▸ Required action
Look through the entries below for the string "Jahresurlaub", and copy each line where it is found.
+++ Supplied data
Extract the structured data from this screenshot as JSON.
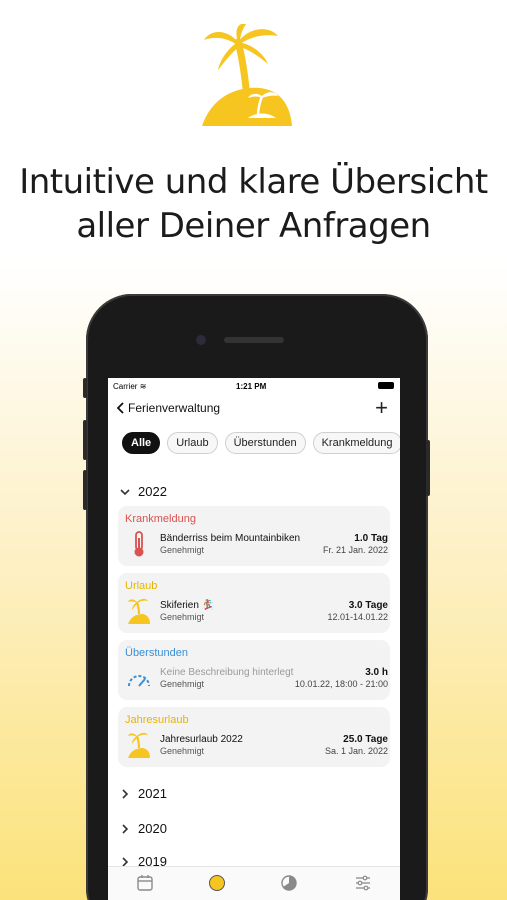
{
  "headline": {
    "line1": "Intuitive und klare Übersicht",
    "line2": "aller Deiner Anfragen"
  },
  "status_bar": {
    "carrier": "Carrier",
    "time": "1:21 PM"
  },
  "nav": {
    "back_label": "Ferienverwaltung",
    "add_icon": "plus-icon"
  },
  "filters": [
    "Alle",
    "Urlaub",
    "Überstunden",
    "Krankmeldung"
  ],
  "active_filter": "Alle",
  "years": [
    "2022",
    "2021",
    "2020",
    "2019"
  ],
  "entries": [
    {
      "category": "Krankmeldung",
      "category_color": "#d9534f",
      "icon": "thermometer-icon",
      "title": "Bänderriss beim Mountainbiken",
      "status": "Genehmigt",
      "amount": "1.0 Tag",
      "date": "Fr. 21 Jan. 2022"
    },
    {
      "category": "Urlaub",
      "category_color": "#e8b400",
      "icon": "palm-island-icon",
      "title": "Skiferien 🏂",
      "status": "Genehmigt",
      "amount": "3.0 Tage",
      "date": "12.01-14.01.22"
    },
    {
      "category": "Überstunden",
      "category_color": "#3b8fd6",
      "icon": "speedometer-icon",
      "title": "Keine Beschreibung hinterlegt",
      "status": "Genehmigt",
      "amount": "3.0 h",
      "date": "10.01.22, 18:00 - 21:00"
    },
    {
      "category": "Jahresurlaub",
      "category_color": "#e8b400",
      "icon": "palm-island-icon",
      "title": "Jahresurlaub 2022",
      "status": "Genehmigt",
      "amount": "25.0 Tage",
      "date": "Sa. 1 Jan. 2022"
    }
  ],
  "tabbar": [
    "calendar-icon",
    "palm-icon",
    "chart-icon",
    "settings-sliders-icon"
  ],
  "colors": {
    "accent": "#f5c92b",
    "background_gradient_end": "#fbe27a"
  }
}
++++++
▸ Completed task
      "category": "Jahresurlaub",
      "title": "Jahresurlaub 2022",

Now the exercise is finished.